Sen. Richard Blumenthal Tuesday is proposing legislation that would require car manufacturers to install an alert system that reminds drivers when a child is in the backseat of the vehicle.
Blumenthal announced the proposal for the 'Helping Overcome Trauma for Children Alone in Rear Seats Act,' commonly referred to as 'HOT CARS,' at Carter Chevrolet in Vernon Tuesday.
The technology would include an alert reminding drivers to check the back seat for passengers when a car is turned off.
"These motion sensors can tell a driver or remind him that there is somebody in the back seat and the car should not be locked," Blumenthal said.
The senator says 52 children, from 1 month old to 5 years old, died last year after being left in a hot car.
Police say many people don't realize that just a few minutes inside a hot, unattended car can be deadly, even if it feels mild outside.
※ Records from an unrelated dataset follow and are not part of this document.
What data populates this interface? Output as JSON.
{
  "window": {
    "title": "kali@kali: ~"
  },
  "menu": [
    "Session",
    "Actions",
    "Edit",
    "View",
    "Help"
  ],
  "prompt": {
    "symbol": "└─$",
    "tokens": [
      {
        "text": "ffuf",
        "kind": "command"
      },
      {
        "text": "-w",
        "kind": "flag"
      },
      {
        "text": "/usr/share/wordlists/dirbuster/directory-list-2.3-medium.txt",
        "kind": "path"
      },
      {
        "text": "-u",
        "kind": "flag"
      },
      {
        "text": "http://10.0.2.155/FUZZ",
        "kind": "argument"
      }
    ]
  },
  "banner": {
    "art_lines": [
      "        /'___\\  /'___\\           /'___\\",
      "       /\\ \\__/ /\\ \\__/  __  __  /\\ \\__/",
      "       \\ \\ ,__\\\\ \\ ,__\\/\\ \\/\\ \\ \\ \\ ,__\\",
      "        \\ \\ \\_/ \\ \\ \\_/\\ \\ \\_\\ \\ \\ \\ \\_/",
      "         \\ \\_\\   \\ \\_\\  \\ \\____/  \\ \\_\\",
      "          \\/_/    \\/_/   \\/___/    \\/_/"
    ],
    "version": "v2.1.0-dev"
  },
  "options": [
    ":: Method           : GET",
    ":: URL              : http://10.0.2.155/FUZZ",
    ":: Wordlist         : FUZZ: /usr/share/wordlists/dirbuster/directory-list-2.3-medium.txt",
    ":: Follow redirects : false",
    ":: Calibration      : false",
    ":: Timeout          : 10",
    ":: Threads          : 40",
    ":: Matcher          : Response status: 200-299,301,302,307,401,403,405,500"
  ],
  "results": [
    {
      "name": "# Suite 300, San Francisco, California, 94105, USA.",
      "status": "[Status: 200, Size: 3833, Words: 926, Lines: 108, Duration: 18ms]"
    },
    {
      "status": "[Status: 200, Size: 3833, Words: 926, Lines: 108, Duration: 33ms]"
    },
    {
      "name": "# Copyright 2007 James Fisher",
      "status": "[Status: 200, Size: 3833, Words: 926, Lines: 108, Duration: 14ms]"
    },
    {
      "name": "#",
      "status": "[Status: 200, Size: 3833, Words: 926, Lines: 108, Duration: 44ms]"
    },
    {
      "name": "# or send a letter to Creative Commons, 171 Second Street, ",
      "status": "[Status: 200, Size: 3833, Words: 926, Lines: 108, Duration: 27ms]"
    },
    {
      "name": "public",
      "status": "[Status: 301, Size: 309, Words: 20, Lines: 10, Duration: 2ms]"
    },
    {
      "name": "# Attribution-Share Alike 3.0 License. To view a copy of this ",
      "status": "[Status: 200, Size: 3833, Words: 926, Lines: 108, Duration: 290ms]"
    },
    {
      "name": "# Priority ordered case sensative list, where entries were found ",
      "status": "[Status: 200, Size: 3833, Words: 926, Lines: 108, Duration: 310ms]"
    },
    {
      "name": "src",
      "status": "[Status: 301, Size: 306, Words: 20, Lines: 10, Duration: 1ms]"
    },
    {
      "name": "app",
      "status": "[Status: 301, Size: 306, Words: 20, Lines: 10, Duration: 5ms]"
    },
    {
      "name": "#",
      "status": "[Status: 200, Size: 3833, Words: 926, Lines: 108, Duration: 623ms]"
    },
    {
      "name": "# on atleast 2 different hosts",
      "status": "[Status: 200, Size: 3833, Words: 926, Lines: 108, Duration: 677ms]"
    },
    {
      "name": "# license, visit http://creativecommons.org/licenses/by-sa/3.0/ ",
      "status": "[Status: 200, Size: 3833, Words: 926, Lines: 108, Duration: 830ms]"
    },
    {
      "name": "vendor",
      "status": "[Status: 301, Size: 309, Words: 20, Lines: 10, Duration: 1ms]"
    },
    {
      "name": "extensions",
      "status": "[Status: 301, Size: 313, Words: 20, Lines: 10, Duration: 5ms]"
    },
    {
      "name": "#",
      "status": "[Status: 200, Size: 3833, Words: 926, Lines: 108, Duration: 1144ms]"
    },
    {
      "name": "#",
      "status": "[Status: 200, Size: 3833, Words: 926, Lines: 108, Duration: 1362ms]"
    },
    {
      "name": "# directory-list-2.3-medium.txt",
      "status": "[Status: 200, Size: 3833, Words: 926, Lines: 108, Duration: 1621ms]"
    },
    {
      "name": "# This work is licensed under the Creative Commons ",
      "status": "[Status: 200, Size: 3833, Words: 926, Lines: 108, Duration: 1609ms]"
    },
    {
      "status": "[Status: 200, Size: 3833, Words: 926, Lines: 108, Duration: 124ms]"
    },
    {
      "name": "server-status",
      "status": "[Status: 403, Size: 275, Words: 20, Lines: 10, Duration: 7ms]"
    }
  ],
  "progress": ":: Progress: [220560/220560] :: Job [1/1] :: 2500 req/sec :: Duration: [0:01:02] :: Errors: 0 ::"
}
The temperature of a car can climb 20 degrees in just 10 minutes. A child's body temperature rises 3-to-5 times faster than adults.
The bill is intended to help curb the number of child fatalities due to being left inside hot cars, which is up 43% since 2017.